Next is the transfer case. If you do not have a slip yoke eliminator (SYE) on it you could be pumping gear oil out the tailhousing. Our research shows an SYE kit sells for $200-$300 depending on where you shop. However, if you do not have the SYE installed already you’ll need a different rear driveshaft when you rebuild your rearend because the stock shaft doesn’t work with the SYE. If you can somehow cobble a plug for the back of the transfer case, or check it routinely for leaks and top it off, you may be able to limp it for the next month until you can repair it.
You’re at a turning point between upgrading and repairing, but our advice is to scavenge a seal and bearing and fix your rear axle and get back on the road safely. Then keep saving up for the new parts you want, like the TJK axles and SYE.
Since your repair is great for a trail fix and we like your never-give-up attitude and style, we’re awarding you the Nuts, I’m Confused letter of the month. You’re getting a big box of nuts and bolts. The Copper State Bolt and Nut Company has a great trail box of various fasteners and such all bundled in a small tackle box, perfect for stashing in your Jeep in case more trail carnage strikes. Unfortunately for you, it doesn’t contain a pinion bearing, seal, or slip yoke eliminator kit, but it does have a variety of fasteners and wiring and plumbing tidbits to keep you moving. Copper States offers both metric and inch bolt kits. For more info about these kits call 602.272.2384.
Yes to Big-Blocks
In our Dec. ’11 issue we asked whether you were interested in big-block engines or the price of fuel had you leaning toward smaller-displacement engines. The response was a resounding yes to big-blocks. Here are a few comments we received.
“I love my ’87 GMC 1 ton 4x4 with the TBI 454.” —Peter Bauer
“I have a ’91 7.4L waiting to go into my ’68 Gladiator. Yes, fuel is expensive, but to your point, when you place the skinny pedal on the floor, there is nothing like the feeling of pure horsepower putting you in your seat.” —Mike Parker
“I will never get rid of my big-block.” —David M. Vianu
“People always ask ‘Wow, what does that thing get for mileage?’ I say, ‘Who cares!’” —Derek Hanscom

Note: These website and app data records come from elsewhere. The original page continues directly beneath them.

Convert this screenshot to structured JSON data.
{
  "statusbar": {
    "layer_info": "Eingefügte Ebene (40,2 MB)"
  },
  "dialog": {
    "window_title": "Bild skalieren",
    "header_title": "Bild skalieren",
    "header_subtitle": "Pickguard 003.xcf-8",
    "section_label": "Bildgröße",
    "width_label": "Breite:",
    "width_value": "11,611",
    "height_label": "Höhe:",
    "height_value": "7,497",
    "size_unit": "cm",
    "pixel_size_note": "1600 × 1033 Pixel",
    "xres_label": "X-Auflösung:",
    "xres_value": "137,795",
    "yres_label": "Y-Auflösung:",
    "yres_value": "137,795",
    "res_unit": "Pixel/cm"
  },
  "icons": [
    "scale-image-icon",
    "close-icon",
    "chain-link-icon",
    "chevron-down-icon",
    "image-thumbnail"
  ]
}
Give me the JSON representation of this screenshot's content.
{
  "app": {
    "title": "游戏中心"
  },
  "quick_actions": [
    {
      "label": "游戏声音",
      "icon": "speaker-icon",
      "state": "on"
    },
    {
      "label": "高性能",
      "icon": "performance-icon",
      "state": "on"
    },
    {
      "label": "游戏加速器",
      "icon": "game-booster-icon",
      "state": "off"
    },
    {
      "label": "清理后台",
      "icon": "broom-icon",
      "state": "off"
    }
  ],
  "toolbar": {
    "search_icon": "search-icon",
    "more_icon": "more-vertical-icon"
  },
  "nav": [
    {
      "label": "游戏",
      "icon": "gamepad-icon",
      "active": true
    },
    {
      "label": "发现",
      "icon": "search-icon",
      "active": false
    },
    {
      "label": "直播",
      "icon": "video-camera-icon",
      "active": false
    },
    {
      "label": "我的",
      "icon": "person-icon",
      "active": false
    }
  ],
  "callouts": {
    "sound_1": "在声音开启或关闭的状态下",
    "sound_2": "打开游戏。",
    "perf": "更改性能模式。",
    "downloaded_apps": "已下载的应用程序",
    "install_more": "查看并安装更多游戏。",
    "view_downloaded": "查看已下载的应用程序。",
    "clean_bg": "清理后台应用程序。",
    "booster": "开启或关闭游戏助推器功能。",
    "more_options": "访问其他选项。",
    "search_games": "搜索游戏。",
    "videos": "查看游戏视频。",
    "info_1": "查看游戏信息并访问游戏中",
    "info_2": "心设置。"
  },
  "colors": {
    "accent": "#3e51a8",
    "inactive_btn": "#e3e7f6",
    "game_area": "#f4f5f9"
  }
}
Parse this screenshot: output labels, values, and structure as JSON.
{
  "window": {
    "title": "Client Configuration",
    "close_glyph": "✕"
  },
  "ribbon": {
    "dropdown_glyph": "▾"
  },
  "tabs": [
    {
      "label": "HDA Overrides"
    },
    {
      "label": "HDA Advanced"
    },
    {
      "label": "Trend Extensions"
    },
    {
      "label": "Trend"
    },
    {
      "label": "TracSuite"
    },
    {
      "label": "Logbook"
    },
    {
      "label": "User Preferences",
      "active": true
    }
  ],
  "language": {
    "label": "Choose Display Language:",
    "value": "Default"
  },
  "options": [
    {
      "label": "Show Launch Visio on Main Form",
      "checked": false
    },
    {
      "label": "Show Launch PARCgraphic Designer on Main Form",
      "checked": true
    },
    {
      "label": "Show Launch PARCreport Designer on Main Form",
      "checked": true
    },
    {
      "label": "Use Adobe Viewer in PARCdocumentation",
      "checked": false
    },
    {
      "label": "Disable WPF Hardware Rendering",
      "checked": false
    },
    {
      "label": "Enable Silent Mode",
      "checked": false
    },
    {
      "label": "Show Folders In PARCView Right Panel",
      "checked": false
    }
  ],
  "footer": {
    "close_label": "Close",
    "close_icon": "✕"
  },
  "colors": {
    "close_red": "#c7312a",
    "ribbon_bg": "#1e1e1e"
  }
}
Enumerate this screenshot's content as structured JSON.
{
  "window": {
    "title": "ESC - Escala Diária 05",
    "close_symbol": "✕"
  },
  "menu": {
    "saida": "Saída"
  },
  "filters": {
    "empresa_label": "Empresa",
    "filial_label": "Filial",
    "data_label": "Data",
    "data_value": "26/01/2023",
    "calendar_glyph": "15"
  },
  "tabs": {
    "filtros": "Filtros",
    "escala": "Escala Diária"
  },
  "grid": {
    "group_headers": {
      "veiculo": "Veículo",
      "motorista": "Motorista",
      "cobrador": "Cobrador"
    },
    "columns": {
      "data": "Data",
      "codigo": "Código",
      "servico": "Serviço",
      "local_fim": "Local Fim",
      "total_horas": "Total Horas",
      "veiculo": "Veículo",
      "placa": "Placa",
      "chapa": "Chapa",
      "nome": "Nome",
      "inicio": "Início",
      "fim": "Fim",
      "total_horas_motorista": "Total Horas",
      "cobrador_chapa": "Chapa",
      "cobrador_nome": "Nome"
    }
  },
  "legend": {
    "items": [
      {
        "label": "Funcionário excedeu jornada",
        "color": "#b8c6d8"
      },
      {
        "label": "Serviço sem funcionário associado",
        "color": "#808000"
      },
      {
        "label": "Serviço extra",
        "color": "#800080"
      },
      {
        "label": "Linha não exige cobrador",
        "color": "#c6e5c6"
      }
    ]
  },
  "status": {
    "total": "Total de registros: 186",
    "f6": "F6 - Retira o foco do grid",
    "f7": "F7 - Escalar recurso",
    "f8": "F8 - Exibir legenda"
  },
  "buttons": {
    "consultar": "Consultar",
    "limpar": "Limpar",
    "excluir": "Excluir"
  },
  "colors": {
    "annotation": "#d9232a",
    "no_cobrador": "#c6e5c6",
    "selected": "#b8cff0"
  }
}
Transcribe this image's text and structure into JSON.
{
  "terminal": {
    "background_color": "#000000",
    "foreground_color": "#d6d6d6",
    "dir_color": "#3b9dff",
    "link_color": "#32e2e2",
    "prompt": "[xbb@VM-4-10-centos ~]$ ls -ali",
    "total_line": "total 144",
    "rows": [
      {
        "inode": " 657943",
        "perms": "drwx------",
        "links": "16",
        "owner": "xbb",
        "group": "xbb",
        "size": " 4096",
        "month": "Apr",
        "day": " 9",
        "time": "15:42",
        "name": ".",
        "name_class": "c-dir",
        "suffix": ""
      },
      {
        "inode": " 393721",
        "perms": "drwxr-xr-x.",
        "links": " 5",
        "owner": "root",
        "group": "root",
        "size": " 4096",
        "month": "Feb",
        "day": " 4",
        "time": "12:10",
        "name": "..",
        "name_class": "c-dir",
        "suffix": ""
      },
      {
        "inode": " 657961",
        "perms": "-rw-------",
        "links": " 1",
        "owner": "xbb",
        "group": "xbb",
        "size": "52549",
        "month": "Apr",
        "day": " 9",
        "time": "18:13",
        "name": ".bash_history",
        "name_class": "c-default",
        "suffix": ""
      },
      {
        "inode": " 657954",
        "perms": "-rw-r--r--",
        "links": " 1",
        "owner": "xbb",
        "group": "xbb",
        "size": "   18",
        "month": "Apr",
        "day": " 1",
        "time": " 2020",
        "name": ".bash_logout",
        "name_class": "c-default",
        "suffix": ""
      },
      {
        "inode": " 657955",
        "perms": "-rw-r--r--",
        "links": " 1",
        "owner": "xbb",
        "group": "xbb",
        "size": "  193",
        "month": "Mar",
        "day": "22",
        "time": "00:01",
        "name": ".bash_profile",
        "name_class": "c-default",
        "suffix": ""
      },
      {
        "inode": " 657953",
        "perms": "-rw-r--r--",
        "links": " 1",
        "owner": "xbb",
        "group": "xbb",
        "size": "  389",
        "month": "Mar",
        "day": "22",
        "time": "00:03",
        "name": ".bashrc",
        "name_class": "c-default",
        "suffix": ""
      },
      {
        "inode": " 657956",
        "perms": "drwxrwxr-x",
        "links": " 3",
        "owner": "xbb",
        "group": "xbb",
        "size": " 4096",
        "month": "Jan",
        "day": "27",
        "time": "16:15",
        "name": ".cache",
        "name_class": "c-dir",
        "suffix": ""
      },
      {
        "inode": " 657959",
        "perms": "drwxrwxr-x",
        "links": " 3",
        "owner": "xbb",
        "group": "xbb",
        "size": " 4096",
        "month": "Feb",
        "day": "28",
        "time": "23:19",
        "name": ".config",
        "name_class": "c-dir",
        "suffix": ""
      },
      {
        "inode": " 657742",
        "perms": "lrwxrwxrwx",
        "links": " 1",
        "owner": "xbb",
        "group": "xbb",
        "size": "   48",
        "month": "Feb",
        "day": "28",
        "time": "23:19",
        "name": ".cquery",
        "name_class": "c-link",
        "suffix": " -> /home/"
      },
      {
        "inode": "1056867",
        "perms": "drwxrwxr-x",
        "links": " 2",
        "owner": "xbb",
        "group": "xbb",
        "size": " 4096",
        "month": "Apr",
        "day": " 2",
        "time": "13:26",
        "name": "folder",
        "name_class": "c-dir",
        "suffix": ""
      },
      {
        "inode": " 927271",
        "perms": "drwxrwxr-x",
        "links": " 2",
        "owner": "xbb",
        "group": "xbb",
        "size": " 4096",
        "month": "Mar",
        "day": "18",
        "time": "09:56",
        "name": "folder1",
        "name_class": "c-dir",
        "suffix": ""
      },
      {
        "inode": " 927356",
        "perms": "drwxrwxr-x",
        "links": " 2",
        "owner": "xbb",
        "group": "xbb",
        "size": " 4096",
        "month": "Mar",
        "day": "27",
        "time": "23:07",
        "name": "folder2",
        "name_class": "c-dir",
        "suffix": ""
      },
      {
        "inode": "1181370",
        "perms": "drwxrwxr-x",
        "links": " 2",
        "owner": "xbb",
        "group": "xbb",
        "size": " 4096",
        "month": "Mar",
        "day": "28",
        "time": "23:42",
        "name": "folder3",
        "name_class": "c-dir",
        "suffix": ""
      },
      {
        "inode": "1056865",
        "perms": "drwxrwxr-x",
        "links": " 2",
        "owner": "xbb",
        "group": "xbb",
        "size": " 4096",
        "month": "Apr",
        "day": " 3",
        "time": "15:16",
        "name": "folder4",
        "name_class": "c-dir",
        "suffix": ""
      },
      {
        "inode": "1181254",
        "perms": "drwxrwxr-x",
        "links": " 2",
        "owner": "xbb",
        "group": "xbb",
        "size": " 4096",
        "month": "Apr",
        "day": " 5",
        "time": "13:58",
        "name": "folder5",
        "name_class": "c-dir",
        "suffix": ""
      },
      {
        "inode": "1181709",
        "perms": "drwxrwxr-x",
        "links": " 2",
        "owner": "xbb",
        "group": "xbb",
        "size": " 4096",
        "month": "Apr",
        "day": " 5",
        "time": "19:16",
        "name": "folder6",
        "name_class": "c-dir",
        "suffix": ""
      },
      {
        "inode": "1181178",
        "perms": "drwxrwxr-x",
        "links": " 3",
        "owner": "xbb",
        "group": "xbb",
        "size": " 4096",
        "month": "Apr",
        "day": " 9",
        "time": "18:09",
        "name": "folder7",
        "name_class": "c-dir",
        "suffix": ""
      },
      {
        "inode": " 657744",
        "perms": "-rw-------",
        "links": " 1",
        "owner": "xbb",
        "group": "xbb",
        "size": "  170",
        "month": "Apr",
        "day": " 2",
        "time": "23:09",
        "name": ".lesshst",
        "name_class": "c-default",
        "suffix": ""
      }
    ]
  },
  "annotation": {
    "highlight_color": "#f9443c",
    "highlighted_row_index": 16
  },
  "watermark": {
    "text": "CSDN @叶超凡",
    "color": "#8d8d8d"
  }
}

“I love that Big-Block power! Funny thing is I’m getting the same mileage out of the 460 as I was getting out of the 302, go figure?!” —Matt Campbell
“I use my 2500 big block Avalanche as my tow rig. I have over 30,000 miles towing, all in excess of 10,000 pounds, including one trip of nearly 1000 miles with a 16,000 lb trailer over the biggest passes in Colorado.” —Aaron James
Confused? Email your questions about trucks, 4x4s, and off-roading tech using “Nuts, I’m confused” as the subject and include a picture (if it’s applicable). Digital photos must measure no less than 1600 x 1200 pixels (or two megapixels) and be saved as a TIFF, an EPS, or a maximum-quality JPEG file. Also, I’ll be checking the forums on our website (www.4wheeloffroad.com), and if I see a question that I think more of you might want to have answered, I’ll print that as well. Otherwise drop it old-school style with the envelope addressed to the address below. Letters published in this magazine reflect the opinions of the writers, and we reserve the right to edit letters for clarity, brevity, or other purposes. Write to: Nuts & Bolts, 4-Wheel & Off-Road, 831 S. Douglas St., El Segundo, CA 90245 fax to: 310.531.9368 Email to: firstname.lastname@example.org